The bill now goes to Gov. Dannel Malloy, who said the legislation (SB 9) will help cut emissions and create “good jobs in the green economy, all while decreasing costs for ratepayers.”
The bill also extends $8 million in renewable incentives for commercial users and allows them to sell their output to utilities in 15-year contracts. The new law creates a 25-MW community solar program for residential customers who cannot afford to install their own solar panels.
Peter Rothstein, president of the Northeast Clean Energy Council, said in a statement that while the bill “contains a robust expansion of the state’s renewable portfolio standard,” it also includes “counterproductive provisions that will significantly harm the state’s rooftop solar market.”
Net metering “will essentially be dismantled,” Rothstein said.
A coalition of solar developers, solar proponents and environmental groups, including SunRun, Vote Solar and the Connecticut Citizen Action Group, had also urged state lawmakers not to pass the law without amending its net metering language.

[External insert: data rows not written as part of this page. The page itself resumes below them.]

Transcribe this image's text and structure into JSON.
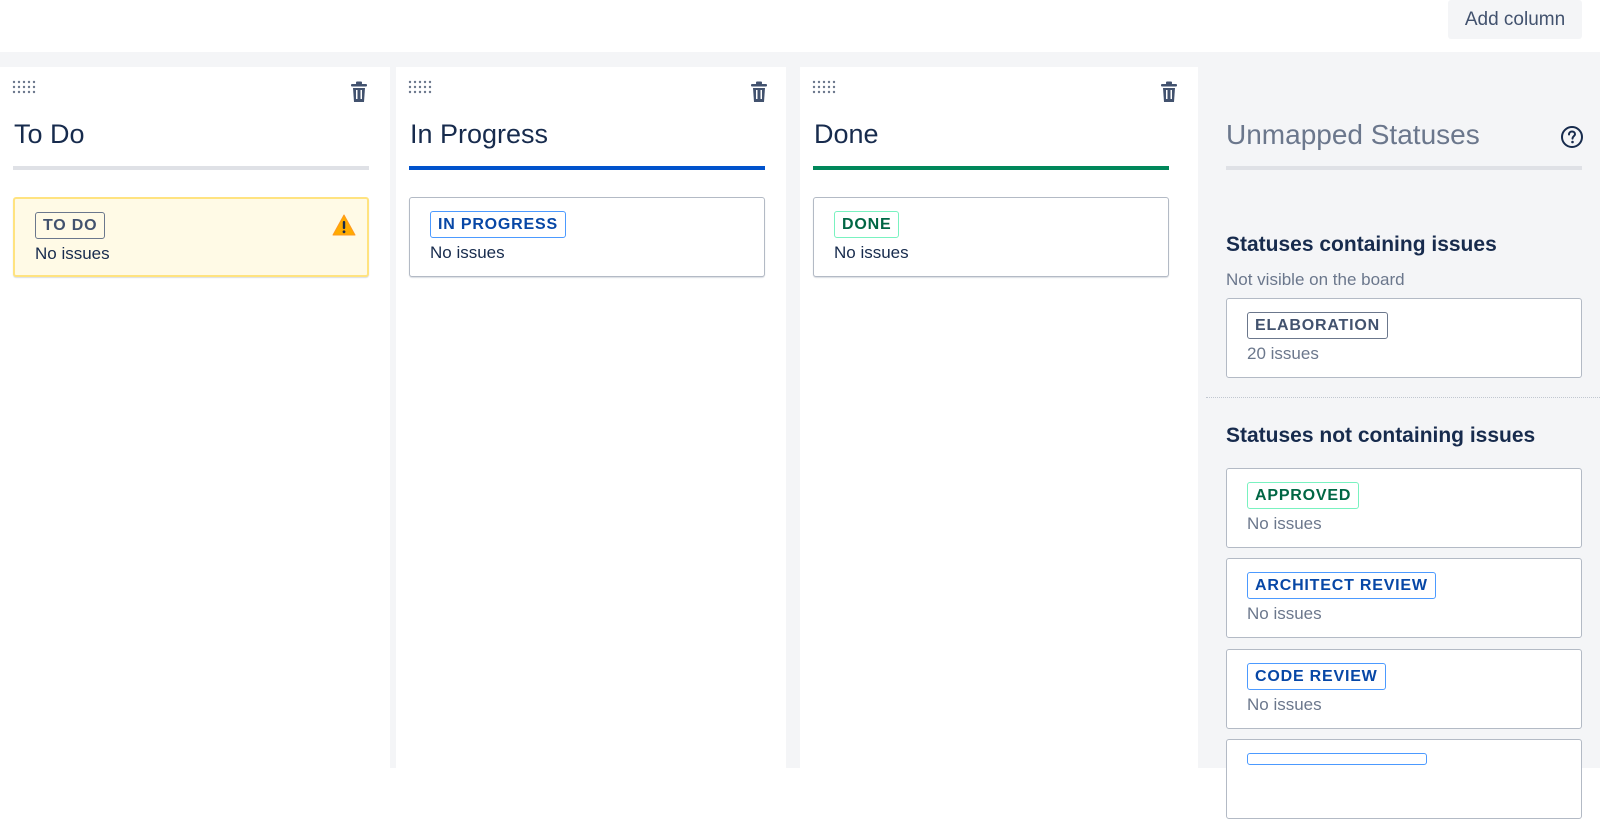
{
  "toolbar": {
    "add_column_label": "Add column"
  },
  "columns": [
    {
      "title": "To Do",
      "bar_color": "#dfe1e6",
      "status": "TO DO",
      "count": "No issues",
      "warning": true
    },
    {
      "title": "In Progress",
      "bar_color": "#0052cc",
      "status": "IN PROGRESS",
      "count": "No issues",
      "warning": false
    },
    {
      "title": "Done",
      "bar_color": "#00875a",
      "status": "DONE",
      "count": "No issues",
      "warning": false
    }
  ],
  "unmapped": {
    "title": "Unmapped Statuses",
    "containing": {
      "title": "Statuses containing issues",
      "subtitle": "Not visible on the board",
      "items": [
        {
          "status": "ELABORATION",
          "count": "20 issues"
        }
      ]
    },
    "not_containing": {
      "title": "Statuses not containing issues",
      "items": [
        {
          "status": "APPROVED",
          "count": "No issues"
        },
        {
          "status": "ARCHITECT REVIEW",
          "count": "No issues"
        },
        {
          "status": "CODE REVIEW",
          "count": "No issues"
        }
      ]
    }
  },
  "icons": {
    "drag": "drag-handle-icon",
    "trash": "trash-icon",
    "warning": "warning-icon",
    "help": "help-icon"
  }
}
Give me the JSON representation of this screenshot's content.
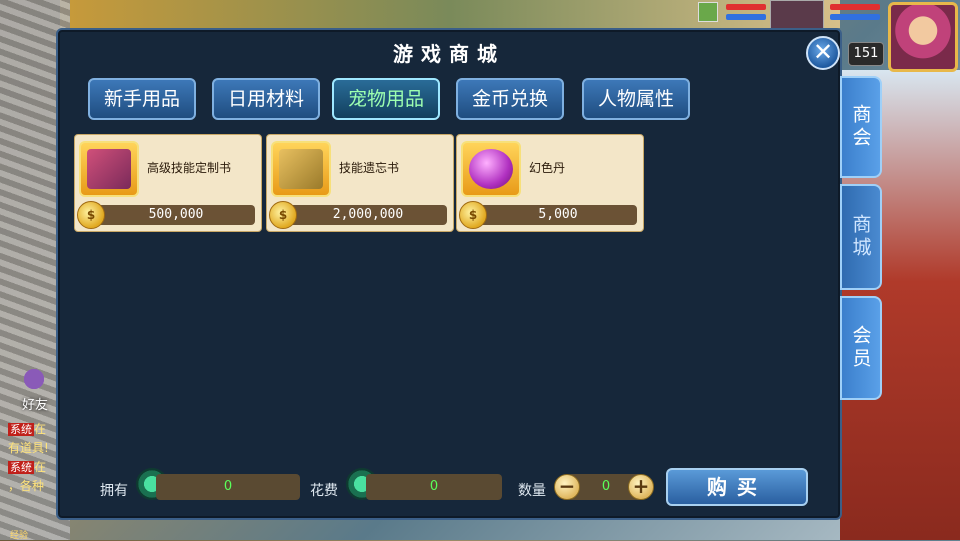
{
  "shop": {
    "title": "游戏商城",
    "tabs": [
      {
        "label": "新手用品",
        "active": false
      },
      {
        "label": "日用材料",
        "active": false
      },
      {
        "label": "宠物用品",
        "active": true
      },
      {
        "label": "金币兑换",
        "active": false
      },
      {
        "label": "人物属性",
        "active": false
      }
    ],
    "items": [
      {
        "name": "高级技能定制书",
        "price": "500,000",
        "icon": "skill-book-icon"
      },
      {
        "name": "技能遗忘书",
        "price": "2,000,000",
        "icon": "forget-book-icon"
      },
      {
        "name": "幻色丹",
        "price": "5,000",
        "icon": "purple-pill-icon"
      }
    ],
    "footer": {
      "owned_label": "拥有",
      "owned_value": "0",
      "cost_label": "花费",
      "cost_value": "0",
      "qty_label": "数量",
      "qty_value": "0",
      "buy_label": "购买"
    },
    "side_tabs": [
      {
        "label": "商会",
        "active": false
      },
      {
        "label": "商城",
        "active": true
      },
      {
        "label": "会员",
        "active": false
      }
    ],
    "close_icon": "close-icon"
  },
  "hud": {
    "level": "151"
  },
  "chat": {
    "friend_label": "好友",
    "lines": [
      {
        "tag": "系统",
        "text": "在"
      },
      {
        "tag": "",
        "text": "有道具!"
      },
      {
        "tag": "系统",
        "text": "在"
      },
      {
        "tag": "",
        "text": "，各种"
      }
    ],
    "exp_label": "经验"
  },
  "colors": {
    "panel_bg": "#16273a",
    "tab_active_text": "#9dffb0",
    "value_green": "#5aff5a"
  }
}
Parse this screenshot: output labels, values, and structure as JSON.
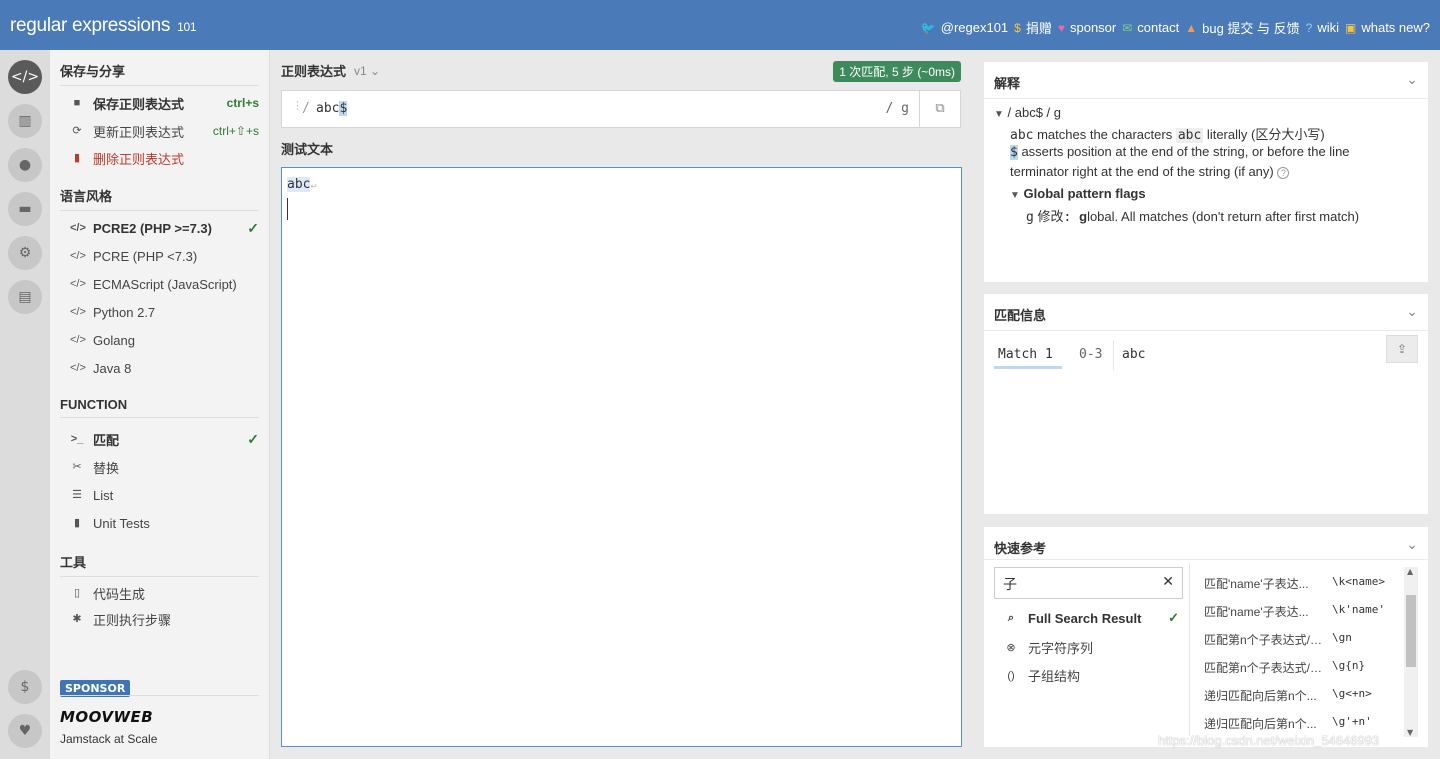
{
  "topbar": {
    "logo": "regular expressions",
    "logo_ver": "101",
    "nav": [
      {
        "icon": "twitter-icon",
        "glyph": "🐦",
        "label": "@regex101",
        "color": "#7fb8f0"
      },
      {
        "icon": "dollar-icon",
        "glyph": "$",
        "label": "捐赠",
        "color": "#f4c542"
      },
      {
        "icon": "heart-icon",
        "glyph": "♥",
        "label": "sponsor",
        "color": "#e86aa6"
      },
      {
        "icon": "mail-icon",
        "glyph": "✉",
        "label": "contact",
        "color": "#7ed087"
      },
      {
        "icon": "warning-icon",
        "glyph": "▲",
        "label": "bug 提交 与 反馈",
        "color": "#f09a5a"
      },
      {
        "icon": "book-icon",
        "glyph": "?",
        "label": "wiki",
        "color": "#8fd0f2"
      },
      {
        "icon": "gift-icon",
        "glyph": "▣",
        "label": "whats new?",
        "color": "#f4c542"
      }
    ]
  },
  "sidebar_icons": [
    "code-icon",
    "library-icon",
    "user-icon",
    "gamepad-icon",
    "settings-icon",
    "chat-icon",
    "dollar-icon",
    "heart-icon"
  ],
  "left": {
    "save_share": {
      "title": "保存与分享",
      "save": {
        "label": "保存正则表达式",
        "shortcut": "ctrl+s"
      },
      "update": {
        "label": "更新正则表达式",
        "shortcut": "ctrl+⇧+s"
      },
      "delete": {
        "label": "删除正则表达式"
      }
    },
    "flavor": {
      "title": "语言风格",
      "items": [
        "PCRE2 (PHP >=7.3)",
        "PCRE (PHP <7.3)",
        "ECMAScript (JavaScript)",
        "Python 2.7",
        "Golang",
        "Java 8"
      ],
      "selected": "✓"
    },
    "function": {
      "title": "FUNCTION",
      "items": [
        "匹配",
        "替换",
        "List",
        "Unit Tests"
      ],
      "selected": "✓"
    },
    "tools": {
      "title": "工具",
      "items": [
        "代码生成",
        "正则执行步骤"
      ]
    },
    "sponsor": {
      "badge": "SPONSOR",
      "brand": "MOOVWEB",
      "tagline": "Jamstack at Scale"
    }
  },
  "center": {
    "regex_title": "正则表达式",
    "regex_version": "v1",
    "match_badge": "1 次匹配, 5 步 (~0ms)",
    "regex_delim": "/",
    "regex_body": "abc",
    "regex_end": "$",
    "regex_flags": "/ g",
    "test_title": "测试文本",
    "test_match": "abc",
    "test_newline": "↵"
  },
  "explanation": {
    "title": "解释",
    "root": "/ abc$ / g",
    "line1_code": "abc",
    "line1_mid": " matches the characters ",
    "line1_code2": "abc",
    "line1_end": " literally (区分大小写)",
    "line2_code": "$",
    "line2_text": " asserts position at the end of the string, or before the line",
    "line3_text": "terminator right at the end of the string (if any)",
    "help": "?",
    "flags_title": "Global pattern flags",
    "flag_g": "g",
    "flag_desc_pre": "修改: ",
    "flag_desc_bold": "g",
    "flag_desc_rest": "lobal. All matches (don't return after first match)"
  },
  "match_info": {
    "title": "匹配信息",
    "match_label": "Match 1",
    "range": "0-3",
    "value": "abc"
  },
  "quick_ref": {
    "title": "快速参考",
    "search": "子",
    "categories": [
      {
        "icon": "search-icon",
        "glyph": "🔍",
        "label": "Full Search Result",
        "checked": "✓"
      },
      {
        "icon": "metachar-icon",
        "glyph": "⊗",
        "label": "元字符序列"
      },
      {
        "icon": "group-icon",
        "glyph": "()",
        "label": "子组结构"
      }
    ],
    "items": [
      {
        "desc": "匹配'name'子表达...",
        "code": "\\k<name>"
      },
      {
        "desc": "匹配'name'子表达...",
        "code": "\\k'name'"
      },
      {
        "desc": "匹配第n个子表达式/分组...",
        "code": "\\gn"
      },
      {
        "desc": "匹配第n个子表达式/分...",
        "code": "\\g{n}"
      },
      {
        "desc": "递归匹配向后第n个...",
        "code": "\\g<+n>"
      },
      {
        "desc": "递归匹配向后第n个...",
        "code": "\\g'+n'"
      }
    ]
  },
  "watermark": "https://blog.csdn.net/weixin_54646993"
}
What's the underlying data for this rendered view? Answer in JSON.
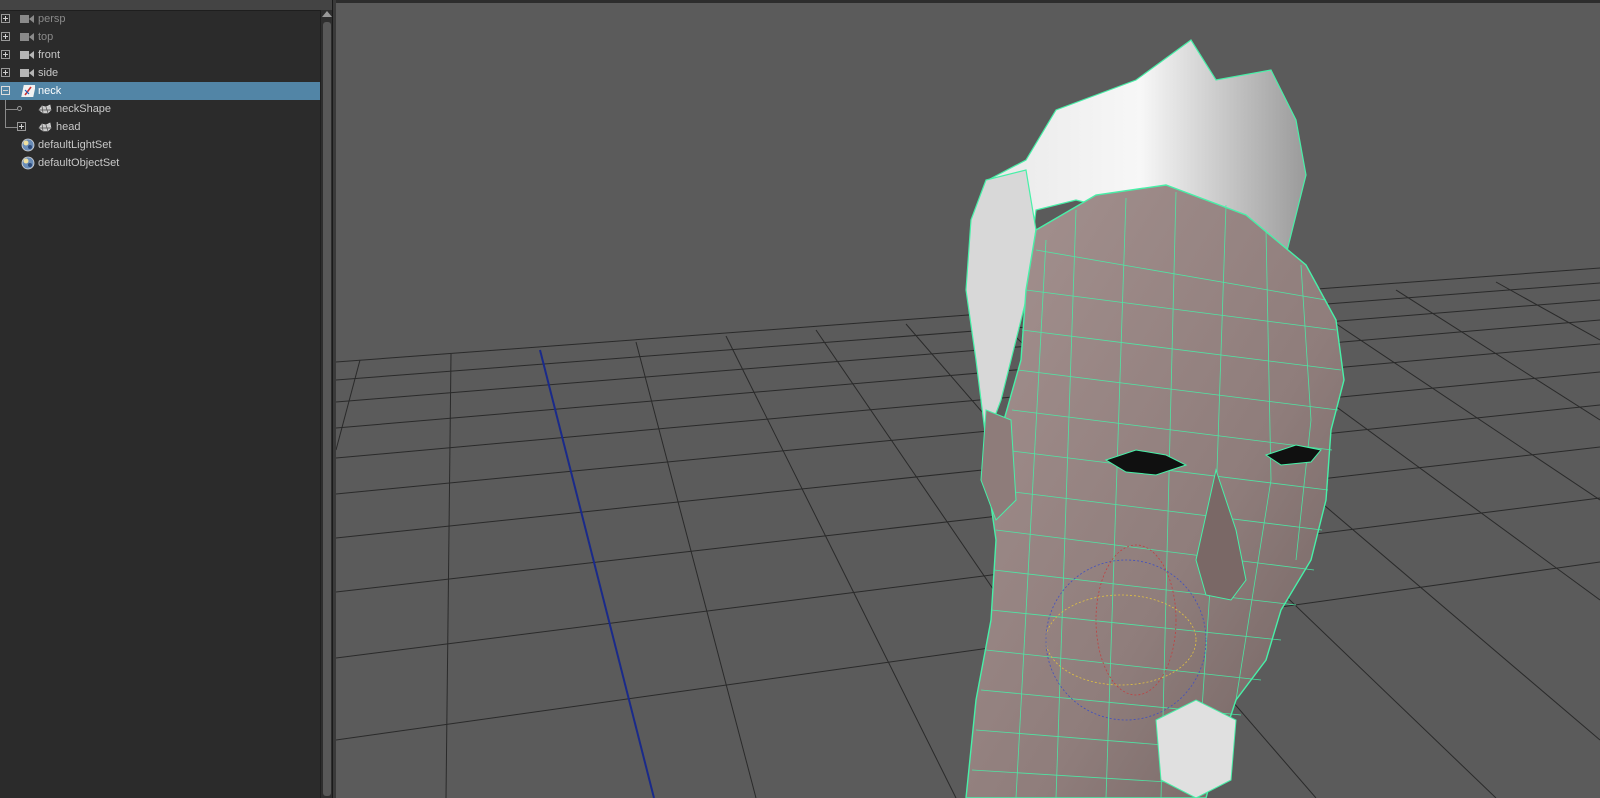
{
  "outliner": {
    "items": [
      {
        "label": "persp",
        "icon": "camera-icon",
        "expander": "plus",
        "dim": true
      },
      {
        "label": "top",
        "icon": "camera-icon",
        "expander": "plus",
        "dim": true
      },
      {
        "label": "front",
        "icon": "camera-icon",
        "expander": "plus",
        "dim": false
      },
      {
        "label": "side",
        "icon": "camera-icon",
        "expander": "plus",
        "dim": false
      },
      {
        "label": "neck",
        "icon": "transform-icon",
        "expander": "minus",
        "selected": true
      },
      {
        "label": "neckShape",
        "icon": "mesh-shape-icon"
      },
      {
        "label": "head",
        "icon": "mesh-shape-icon",
        "expander": "plus"
      },
      {
        "label": "defaultLightSet",
        "icon": "set-icon"
      },
      {
        "label": "defaultObjectSet",
        "icon": "set-icon"
      }
    ]
  },
  "viewport": {
    "background": "#5b5b5b",
    "grid_color": "#2a2a2a",
    "z_axis_color": "#1a2a8a",
    "wireframe_color": "#48f0a8",
    "selection_color": "#5285a6"
  }
}
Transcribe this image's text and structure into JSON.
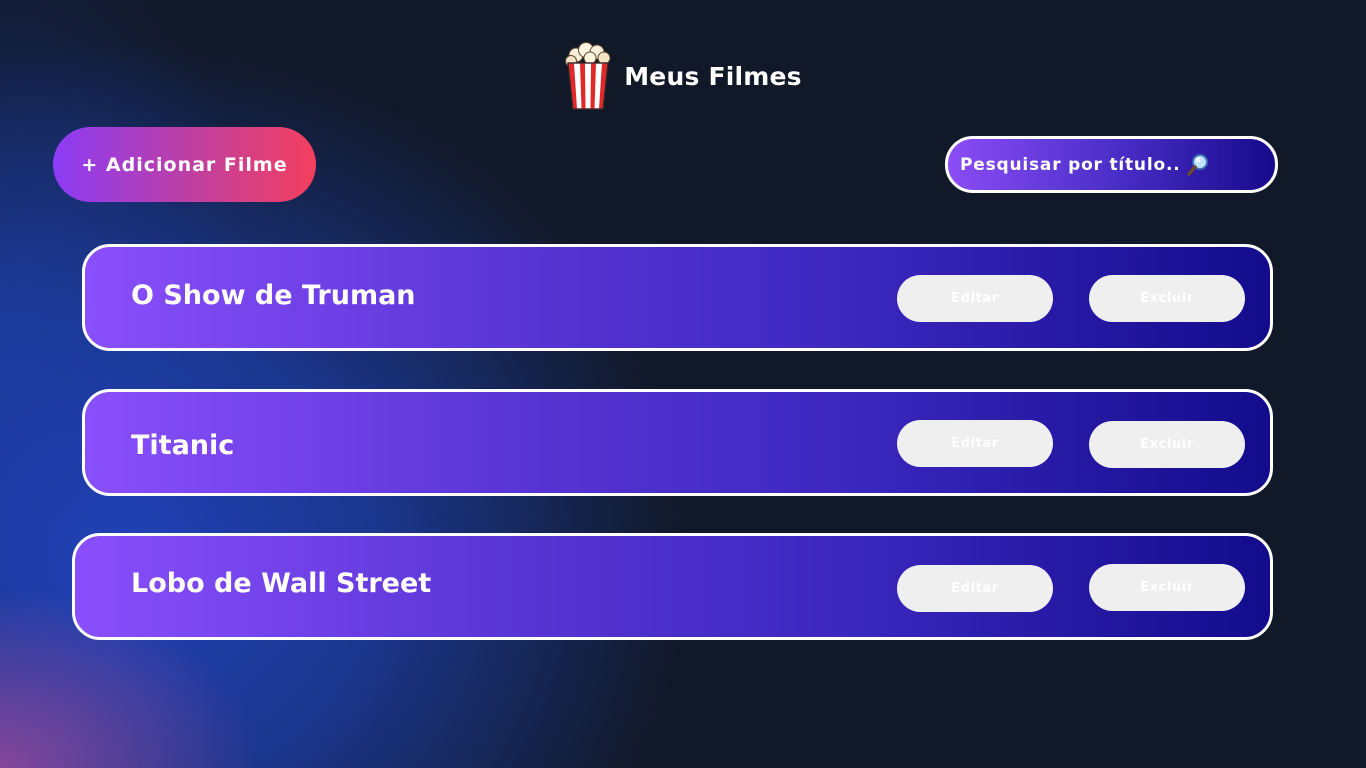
{
  "header": {
    "title": "Meus Filmes",
    "icon": "popcorn-icon"
  },
  "toolbar": {
    "add_label": "+ Adicionar Filme",
    "search_placeholder": "Pesquisar por título..",
    "search_icon": "magnifying-glass-icon"
  },
  "movies": [
    {
      "title": "O Show de Truman",
      "edit_label": "Editar",
      "delete_label": "Excluir"
    },
    {
      "title": "Titanic",
      "edit_label": "Editar",
      "delete_label": "Excluir"
    },
    {
      "title": "Lobo de Wall Street",
      "edit_label": "Editar",
      "delete_label": "Excluir"
    }
  ],
  "colors": {
    "background": "#111827",
    "accent_pink": "#f43f5e",
    "accent_purple": "#8b3cf6",
    "card_start": "#8a4ffc",
    "card_end": "#120c8c",
    "glow_blue": "#1e40af"
  }
}
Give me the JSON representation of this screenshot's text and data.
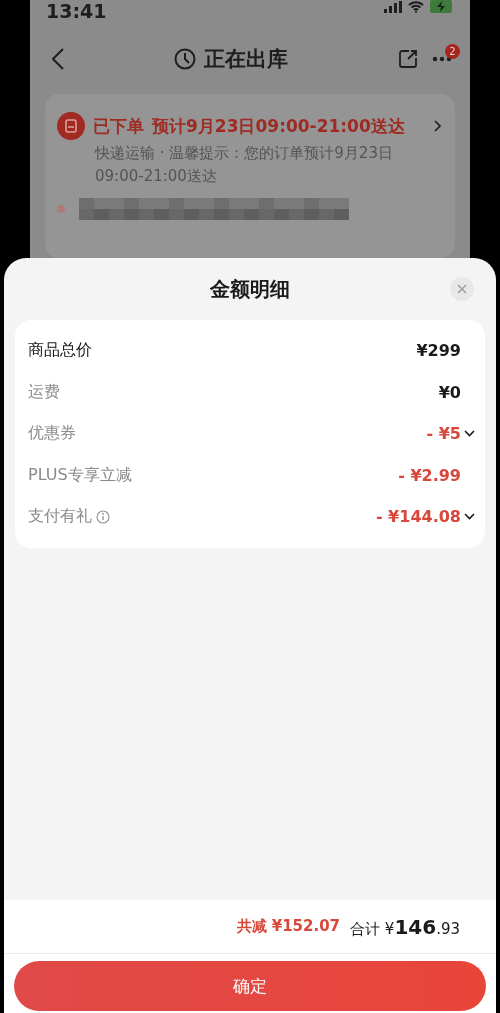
{
  "status_bar": {
    "time": "13:41"
  },
  "nav": {
    "title": "正在出库",
    "badge": "2"
  },
  "order_card": {
    "status": "已下单",
    "eta": "预计9月23日09:00-21:00送达",
    "detail_line_1": "快递运输 · 温馨提示：您的订单预计9月23日",
    "detail_line_2": "09:00-21:00送达"
  },
  "sheet": {
    "title": "金额明细",
    "rows": [
      {
        "label": "商品总价",
        "value": "¥299",
        "kind": "total",
        "expandable": false,
        "info": false
      },
      {
        "label": "运费",
        "value": "¥0",
        "kind": "charge",
        "expandable": false,
        "info": false
      },
      {
        "label": "优惠券",
        "value": "- ¥5",
        "kind": "discount",
        "expandable": true,
        "info": false
      },
      {
        "label": "PLUS专享立减",
        "value": "- ¥2.99",
        "kind": "discount",
        "expandable": false,
        "info": false
      },
      {
        "label": "支付有礼",
        "value": "- ¥144.08",
        "kind": "discount",
        "expandable": true,
        "info": true
      }
    ]
  },
  "summary": {
    "discount_label": "共减",
    "discount": "¥152.07",
    "total_label": "合计",
    "total_currency": "¥",
    "total_integer": "146",
    "total_decimal": ".93"
  },
  "confirm_button": "确定"
}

“Instead of restricting customers’ ability to choose solar and imposing a cap on solar investment, the bill’s community solar program should be strengthened to expand solar access,” the coalition said. “Rather than building Connecticut’s local clean energy economy, the current bill language puts the future of solar in Connecticut and thousands of jobs at risk.”
— Michael Kuser